A feature of considerable interest is the ancient temple of Zoroaster, which for twenty-five hundred years was the sacred resort for pilgrimage of the Guebers or fireworshipers of Asia. Although, owing to its importance as a commercial center, Baku at present almost monopolizes the petroleum industry in southern Russia, it is but one of many important oil fields in this district.

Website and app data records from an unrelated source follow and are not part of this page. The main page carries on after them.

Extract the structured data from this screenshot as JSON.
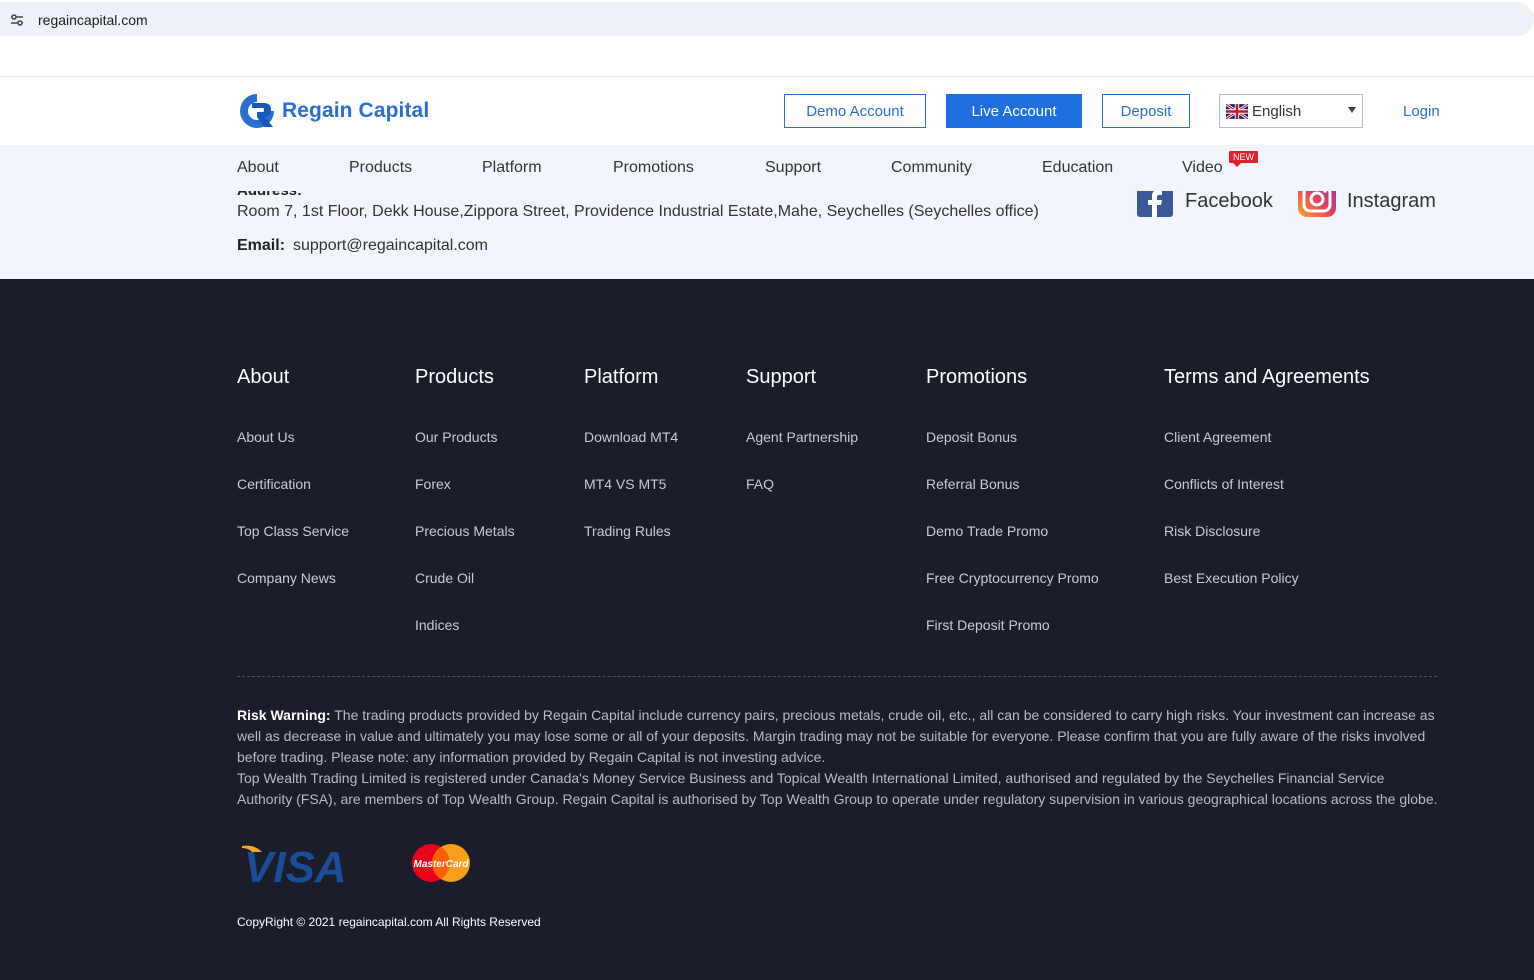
{
  "browser": {
    "url": "regaincapital.com"
  },
  "header": {
    "logo_text": "Regain Capital",
    "demo_label": "Demo Account",
    "live_label": "Live Account",
    "deposit_label": "Deposit",
    "language": "English",
    "login_label": "Login"
  },
  "nav": {
    "items": [
      "About",
      "Products",
      "Platform",
      "Promotions",
      "Support",
      "Community",
      "Education",
      "Video"
    ],
    "badge": "NEW"
  },
  "contact": {
    "address_label": "Address:",
    "address": "Room 7, 1st Floor, Dekk House,Zippora Street, Providence Industrial Estate,Mahe, Seychelles (Seychelles office)",
    "email_label": "Email:",
    "email": "support@regaincapital.com",
    "facebook_label": "Facebook",
    "instagram_label": "Instagram"
  },
  "footer": {
    "columns": [
      {
        "title": "About",
        "links": [
          "About Us",
          "Certification",
          "Top Class Service",
          "Company News"
        ]
      },
      {
        "title": "Products",
        "links": [
          "Our Products",
          "Forex",
          "Precious Metals",
          "Crude Oil",
          "Indices"
        ]
      },
      {
        "title": "Platform",
        "links": [
          "Download MT4",
          "MT4 VS MT5",
          "Trading Rules"
        ]
      },
      {
        "title": "Support",
        "links": [
          "Agent Partnership",
          "FAQ"
        ]
      },
      {
        "title": "Promotions",
        "links": [
          "Deposit Bonus",
          "Referral Bonus",
          "Demo Trade Promo",
          "Free Cryptocurrency Promo",
          "First Deposit Promo"
        ]
      },
      {
        "title": "Terms and Agreements",
        "links": [
          "Client Agreement",
          "Conflicts of Interest",
          "Risk Disclosure",
          "Best Execution Policy"
        ]
      }
    ],
    "risk_label": "Risk Warning:",
    "risk_text": " The trading products provided by Regain Capital include currency pairs, precious metals, crude oil, etc., all can be considered to carry high risks. Your investment can increase as well as decrease in value and ultimately you may lose some or all of your deposits. Margin trading may not be suitable for everyone. Please confirm that you are fully aware of the risks involved before trading. Please note: any information provided by Regain Capital is not investing advice.",
    "regulatory_text": "Top Wealth Trading Limited is registered under Canada's Money Service Business and Topical Wealth International Limited, authorised and regulated by the Seychelles Financial Service Authority (FSA), are members of Top Wealth Group. Regain Capital is authorised by Top Wealth Group to operate under regulatory supervision in various geographical locations across the globe.",
    "visa_text": "VISA",
    "mastercard_text": "MasterCard",
    "copyright": "CopyRight © 2021 regaincapital.com All Rights Reserved"
  },
  "colors": {
    "brand": "#2a6dd3",
    "footer_bg": "#1c1d2b",
    "band_bg": "#f2f5fb",
    "badge": "#e0202b"
  }
}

Life in the Coldest Country.—The coldest region of the globe, that of Werkojank in Siberia, where the lowest temperature of -90° F. has been observed, and the mean of January is -48° F., is inhabited by about ten thousand five hundred persons of the Jakut and Lamut races. In a large part of the region, according to the representations of Mr. Sergius Kovalik in the Bulletin of the Geographical Society of Irkutsk, the air is so dry and winds are so rare that the intensity of the cold is not fully realized. Farther east there are sometimes terrible storms. In the summer time the temperature sometimes rises to 86° F. in the shade, while it freezes at night. The latter part of this season is often marked by copious rains and extensive inundations. Vegetation is scanty. There are no trees, only meadows. The people hunt fur-bearing animals, fish, and raise cattle and reindeers. It requires about eight cows to support a family, four being milked in the summer and two in the winter. The cattle are fed hay in the winter, and are allowed to go out occasionally when it is not too cold, their teats being carefully covered up with felt. Milk is the principal food, occasionally supplemented with hares, which are quite abundant. The houses are of wood, covered with clay, and consist of one room, in which the people and their animals live together. The wealthier classes are better provided with lodging and food. The people are very hospitable, but excessively punctilious concerning points of honor, such as the place at table.
The great work described by M. P. Demoutzey in reforestation and the stemming of mountain torrents in France has been fittingly eulogized by M. Dehérain. Not more than a quarter of the work contemplated has been accomplished; but that which has been done proves what may be done, and that the solution of the difficult problem has substantially been reached. The needed work is not long or very expensive; it is only to assist Nature by easy and simple devices, and keep at it. When this is done, thirty or forty years will be long enough to produce great changes in the conditions and appearance of a devastated and torrent-rent region. M. Demoutzey's book is illustrated with plates and photographic views showing the character of the work accomplished.
Originally the area of natural gas in Indiana, according to the last report of W. S. Blatchley, State Geologist, embraced part or all of seventeen counties lying northeast of the center of the State, and comprised about five thousand square miles. On account of the encroachment of salt water and petroleum this area has become gradually reduced, until to-day the main gas field includes an approximate area of twenty-five hundred square miles. This, however, it is claimed, is larger than has ever been possessed by any other State in the Union. The average initial or rock pressure of the entire field in 1889 was three hundred and twenty-five pounds to the square inch. To-day, according to careful measurements, it is two hundred and thirty pounds to the square inch over the main field. Hence it is not doubted that the supply is diminishing, and that, as there can be no increase of it, the pressure will decrease more rapidly in the future than it has done in the past. The diminution in pressure is most noticeable in cities like Indianapolis and Richmond, which receive their supply through pipe lines, and less so in the cities that lie wholly within the field.
The library of the distinguished chemist August von Kekulé, of the University of Bonn, lately deceased, is in the hands of Gustav Fock, Magazingasse 4, Leipzig, for sale. Seldom has a collection of such value been put on the market. It was made with rare zeal and most intelligent judgment exercised through many years, and is so complete that hardly any work of scientific